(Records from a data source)

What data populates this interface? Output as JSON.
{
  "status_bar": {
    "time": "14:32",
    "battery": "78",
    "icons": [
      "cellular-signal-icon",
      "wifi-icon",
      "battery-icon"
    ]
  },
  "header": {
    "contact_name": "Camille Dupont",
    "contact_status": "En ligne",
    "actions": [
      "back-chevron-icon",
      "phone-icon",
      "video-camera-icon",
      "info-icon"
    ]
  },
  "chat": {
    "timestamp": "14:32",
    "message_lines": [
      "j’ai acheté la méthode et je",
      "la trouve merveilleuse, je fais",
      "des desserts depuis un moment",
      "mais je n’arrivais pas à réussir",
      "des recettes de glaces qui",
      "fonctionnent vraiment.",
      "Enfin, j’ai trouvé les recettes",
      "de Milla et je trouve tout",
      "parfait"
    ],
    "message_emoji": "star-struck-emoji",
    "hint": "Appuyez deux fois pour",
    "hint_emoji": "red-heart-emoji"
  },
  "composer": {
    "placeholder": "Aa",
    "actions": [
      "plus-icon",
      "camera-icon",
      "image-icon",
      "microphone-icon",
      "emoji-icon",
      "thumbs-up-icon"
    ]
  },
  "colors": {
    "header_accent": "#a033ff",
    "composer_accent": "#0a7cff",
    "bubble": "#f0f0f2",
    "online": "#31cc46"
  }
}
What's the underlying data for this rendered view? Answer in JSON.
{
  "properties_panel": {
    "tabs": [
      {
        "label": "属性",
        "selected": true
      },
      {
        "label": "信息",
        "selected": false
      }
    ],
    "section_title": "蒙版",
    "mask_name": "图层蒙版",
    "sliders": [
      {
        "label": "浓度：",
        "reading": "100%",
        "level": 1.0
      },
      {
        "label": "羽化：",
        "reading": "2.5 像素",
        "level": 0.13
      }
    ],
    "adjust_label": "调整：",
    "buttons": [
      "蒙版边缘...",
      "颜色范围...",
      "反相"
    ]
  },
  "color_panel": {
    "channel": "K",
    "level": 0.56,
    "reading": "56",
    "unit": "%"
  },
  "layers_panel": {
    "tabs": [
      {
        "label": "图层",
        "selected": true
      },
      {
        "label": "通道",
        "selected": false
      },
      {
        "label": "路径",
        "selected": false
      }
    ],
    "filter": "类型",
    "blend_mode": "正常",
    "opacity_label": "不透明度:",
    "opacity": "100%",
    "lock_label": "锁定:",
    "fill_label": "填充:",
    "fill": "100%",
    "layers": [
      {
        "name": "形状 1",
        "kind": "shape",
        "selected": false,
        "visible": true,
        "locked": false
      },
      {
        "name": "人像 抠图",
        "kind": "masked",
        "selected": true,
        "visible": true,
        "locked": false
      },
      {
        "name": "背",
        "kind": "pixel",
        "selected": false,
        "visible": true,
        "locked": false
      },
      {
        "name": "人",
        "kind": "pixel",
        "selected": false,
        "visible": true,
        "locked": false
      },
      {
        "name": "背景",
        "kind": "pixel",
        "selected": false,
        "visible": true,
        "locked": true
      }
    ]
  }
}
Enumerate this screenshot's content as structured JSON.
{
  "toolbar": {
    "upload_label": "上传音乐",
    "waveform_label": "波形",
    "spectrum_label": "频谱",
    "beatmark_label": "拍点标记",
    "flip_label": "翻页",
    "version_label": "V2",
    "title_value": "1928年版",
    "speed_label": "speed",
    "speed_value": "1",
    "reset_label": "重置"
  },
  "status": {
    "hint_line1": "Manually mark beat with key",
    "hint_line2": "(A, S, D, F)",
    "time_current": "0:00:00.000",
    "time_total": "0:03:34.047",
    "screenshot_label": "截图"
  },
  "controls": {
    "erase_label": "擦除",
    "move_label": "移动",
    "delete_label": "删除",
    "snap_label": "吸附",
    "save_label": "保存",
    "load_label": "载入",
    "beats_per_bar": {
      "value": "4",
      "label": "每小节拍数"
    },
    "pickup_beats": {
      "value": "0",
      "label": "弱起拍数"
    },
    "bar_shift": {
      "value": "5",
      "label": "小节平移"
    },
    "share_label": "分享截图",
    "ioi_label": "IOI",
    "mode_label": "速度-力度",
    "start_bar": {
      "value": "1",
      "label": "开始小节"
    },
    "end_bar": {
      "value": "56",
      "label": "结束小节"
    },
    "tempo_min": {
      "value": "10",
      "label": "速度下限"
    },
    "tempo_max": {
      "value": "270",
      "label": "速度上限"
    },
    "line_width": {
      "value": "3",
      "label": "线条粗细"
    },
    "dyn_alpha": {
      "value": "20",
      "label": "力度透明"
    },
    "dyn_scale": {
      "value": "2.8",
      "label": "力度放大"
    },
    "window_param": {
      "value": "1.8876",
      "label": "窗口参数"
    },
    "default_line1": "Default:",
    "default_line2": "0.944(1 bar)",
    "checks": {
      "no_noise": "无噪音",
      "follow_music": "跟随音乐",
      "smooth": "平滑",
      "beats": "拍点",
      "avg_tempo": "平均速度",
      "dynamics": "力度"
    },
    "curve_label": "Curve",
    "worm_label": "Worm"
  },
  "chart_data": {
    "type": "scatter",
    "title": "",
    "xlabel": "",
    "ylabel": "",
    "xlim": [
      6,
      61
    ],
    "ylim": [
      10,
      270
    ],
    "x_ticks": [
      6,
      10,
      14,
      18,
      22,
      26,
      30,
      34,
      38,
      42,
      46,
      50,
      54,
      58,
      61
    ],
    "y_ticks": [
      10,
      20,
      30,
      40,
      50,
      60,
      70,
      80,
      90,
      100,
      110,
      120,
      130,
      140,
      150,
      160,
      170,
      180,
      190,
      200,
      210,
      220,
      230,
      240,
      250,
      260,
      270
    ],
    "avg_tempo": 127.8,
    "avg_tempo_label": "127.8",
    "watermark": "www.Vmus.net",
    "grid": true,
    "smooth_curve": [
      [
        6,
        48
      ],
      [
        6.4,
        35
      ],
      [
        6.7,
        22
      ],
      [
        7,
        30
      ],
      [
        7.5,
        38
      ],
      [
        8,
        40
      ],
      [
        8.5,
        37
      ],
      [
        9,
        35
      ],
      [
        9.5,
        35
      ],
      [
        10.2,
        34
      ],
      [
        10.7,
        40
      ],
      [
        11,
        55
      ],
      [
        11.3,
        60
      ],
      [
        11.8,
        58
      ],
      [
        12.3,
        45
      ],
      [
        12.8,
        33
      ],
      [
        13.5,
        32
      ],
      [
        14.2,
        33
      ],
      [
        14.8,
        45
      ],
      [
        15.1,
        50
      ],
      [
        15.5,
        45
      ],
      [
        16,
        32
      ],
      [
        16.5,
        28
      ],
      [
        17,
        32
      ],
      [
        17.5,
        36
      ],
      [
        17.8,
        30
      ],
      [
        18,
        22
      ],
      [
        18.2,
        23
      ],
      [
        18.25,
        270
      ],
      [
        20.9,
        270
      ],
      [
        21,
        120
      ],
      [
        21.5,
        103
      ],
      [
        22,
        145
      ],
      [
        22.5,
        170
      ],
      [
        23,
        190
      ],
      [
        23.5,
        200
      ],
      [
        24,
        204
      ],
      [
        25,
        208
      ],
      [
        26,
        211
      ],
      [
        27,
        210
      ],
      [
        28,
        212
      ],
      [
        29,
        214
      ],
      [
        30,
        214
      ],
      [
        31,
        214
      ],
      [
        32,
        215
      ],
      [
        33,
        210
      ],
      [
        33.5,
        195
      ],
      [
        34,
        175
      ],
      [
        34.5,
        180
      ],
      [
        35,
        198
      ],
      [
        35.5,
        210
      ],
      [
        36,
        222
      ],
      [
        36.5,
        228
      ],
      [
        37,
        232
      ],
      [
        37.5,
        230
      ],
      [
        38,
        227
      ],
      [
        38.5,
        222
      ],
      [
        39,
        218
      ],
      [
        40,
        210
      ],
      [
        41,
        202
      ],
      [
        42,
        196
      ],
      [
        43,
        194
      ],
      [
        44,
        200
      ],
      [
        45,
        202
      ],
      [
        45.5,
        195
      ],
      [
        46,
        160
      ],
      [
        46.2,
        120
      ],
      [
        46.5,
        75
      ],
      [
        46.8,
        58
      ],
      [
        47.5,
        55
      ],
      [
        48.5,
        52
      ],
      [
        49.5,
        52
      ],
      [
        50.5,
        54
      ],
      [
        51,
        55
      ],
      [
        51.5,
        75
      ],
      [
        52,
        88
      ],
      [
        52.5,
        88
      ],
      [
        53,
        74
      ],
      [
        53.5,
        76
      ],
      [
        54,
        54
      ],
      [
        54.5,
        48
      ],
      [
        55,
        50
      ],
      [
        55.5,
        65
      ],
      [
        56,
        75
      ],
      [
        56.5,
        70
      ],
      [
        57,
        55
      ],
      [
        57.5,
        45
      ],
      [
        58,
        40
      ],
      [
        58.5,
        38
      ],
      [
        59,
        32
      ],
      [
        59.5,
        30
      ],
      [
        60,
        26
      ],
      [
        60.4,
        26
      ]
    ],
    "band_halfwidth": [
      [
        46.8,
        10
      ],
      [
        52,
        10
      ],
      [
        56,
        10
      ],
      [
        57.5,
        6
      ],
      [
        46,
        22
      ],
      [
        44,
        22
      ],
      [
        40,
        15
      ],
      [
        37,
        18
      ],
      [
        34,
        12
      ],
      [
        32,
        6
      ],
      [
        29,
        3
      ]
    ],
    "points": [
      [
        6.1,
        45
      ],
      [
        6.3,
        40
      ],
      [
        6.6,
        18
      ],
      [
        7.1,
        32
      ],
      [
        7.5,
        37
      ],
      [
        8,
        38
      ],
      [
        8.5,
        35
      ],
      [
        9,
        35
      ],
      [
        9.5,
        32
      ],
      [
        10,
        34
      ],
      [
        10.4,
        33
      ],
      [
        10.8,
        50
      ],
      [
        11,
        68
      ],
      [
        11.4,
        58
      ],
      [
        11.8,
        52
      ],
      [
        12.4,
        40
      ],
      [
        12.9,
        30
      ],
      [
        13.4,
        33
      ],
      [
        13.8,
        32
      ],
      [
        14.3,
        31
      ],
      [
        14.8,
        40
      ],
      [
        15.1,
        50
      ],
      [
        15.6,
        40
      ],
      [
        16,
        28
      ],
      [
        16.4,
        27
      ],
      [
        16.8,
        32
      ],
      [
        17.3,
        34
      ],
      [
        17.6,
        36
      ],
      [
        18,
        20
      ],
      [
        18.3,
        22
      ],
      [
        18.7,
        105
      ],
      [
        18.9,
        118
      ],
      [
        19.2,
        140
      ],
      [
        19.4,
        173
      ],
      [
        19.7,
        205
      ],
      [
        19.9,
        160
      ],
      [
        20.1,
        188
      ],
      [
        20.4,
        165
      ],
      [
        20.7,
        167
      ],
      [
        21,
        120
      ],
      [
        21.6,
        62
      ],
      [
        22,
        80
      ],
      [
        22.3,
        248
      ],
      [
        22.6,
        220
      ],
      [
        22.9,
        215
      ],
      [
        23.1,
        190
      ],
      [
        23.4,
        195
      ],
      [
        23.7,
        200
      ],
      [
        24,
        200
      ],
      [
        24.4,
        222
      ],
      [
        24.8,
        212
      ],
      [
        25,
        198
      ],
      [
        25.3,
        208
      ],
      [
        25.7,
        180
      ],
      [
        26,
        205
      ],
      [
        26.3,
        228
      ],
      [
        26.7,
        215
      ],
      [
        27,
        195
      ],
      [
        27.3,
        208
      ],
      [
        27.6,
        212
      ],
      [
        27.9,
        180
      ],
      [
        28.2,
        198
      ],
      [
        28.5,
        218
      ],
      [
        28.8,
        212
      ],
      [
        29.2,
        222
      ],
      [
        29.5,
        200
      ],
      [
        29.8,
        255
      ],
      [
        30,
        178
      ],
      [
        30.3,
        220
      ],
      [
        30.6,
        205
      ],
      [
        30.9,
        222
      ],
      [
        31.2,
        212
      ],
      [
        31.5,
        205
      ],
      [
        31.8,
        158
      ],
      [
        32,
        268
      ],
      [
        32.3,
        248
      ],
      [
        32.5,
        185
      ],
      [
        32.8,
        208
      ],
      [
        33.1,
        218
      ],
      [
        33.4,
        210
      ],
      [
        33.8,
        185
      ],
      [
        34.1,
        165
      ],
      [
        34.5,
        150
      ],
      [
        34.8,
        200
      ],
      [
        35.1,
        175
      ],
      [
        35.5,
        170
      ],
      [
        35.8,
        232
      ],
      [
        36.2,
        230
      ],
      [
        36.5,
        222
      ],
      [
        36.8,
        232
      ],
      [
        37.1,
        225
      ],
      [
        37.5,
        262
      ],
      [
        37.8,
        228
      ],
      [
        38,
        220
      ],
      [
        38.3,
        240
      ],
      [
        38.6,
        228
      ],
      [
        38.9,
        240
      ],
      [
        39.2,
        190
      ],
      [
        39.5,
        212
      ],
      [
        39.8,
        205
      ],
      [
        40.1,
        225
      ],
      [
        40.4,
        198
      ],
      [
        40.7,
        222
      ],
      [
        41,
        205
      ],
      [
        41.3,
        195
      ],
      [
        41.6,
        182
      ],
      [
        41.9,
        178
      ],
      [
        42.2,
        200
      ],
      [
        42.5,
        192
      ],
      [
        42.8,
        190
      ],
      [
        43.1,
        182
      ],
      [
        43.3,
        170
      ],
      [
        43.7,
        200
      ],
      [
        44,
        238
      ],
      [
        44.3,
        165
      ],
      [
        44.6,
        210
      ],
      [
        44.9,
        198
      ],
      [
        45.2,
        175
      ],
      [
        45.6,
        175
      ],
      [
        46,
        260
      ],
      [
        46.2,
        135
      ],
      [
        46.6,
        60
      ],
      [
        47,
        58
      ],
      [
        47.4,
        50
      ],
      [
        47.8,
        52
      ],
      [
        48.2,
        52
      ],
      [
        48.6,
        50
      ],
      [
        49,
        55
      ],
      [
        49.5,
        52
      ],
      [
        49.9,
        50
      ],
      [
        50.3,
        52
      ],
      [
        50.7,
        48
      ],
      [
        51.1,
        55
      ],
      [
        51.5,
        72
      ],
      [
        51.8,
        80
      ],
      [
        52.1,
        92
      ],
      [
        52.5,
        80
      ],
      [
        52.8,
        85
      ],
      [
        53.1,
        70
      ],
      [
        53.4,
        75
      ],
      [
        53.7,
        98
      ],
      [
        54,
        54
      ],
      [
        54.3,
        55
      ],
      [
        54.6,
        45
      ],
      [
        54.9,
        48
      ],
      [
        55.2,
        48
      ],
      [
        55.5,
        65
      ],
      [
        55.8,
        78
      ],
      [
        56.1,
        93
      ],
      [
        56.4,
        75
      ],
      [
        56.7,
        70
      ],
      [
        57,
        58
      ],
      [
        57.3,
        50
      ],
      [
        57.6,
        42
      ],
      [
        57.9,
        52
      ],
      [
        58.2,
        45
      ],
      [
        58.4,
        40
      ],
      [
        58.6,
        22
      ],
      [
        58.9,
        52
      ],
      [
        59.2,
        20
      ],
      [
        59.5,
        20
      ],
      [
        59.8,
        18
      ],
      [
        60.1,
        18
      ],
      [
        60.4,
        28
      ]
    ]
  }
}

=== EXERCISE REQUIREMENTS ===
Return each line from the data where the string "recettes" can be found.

=== RESPONSE FOR THIS EXERCISE ===
      "des recettes de glaces qui",
      "Enfin, j’ai trouvé les recettes",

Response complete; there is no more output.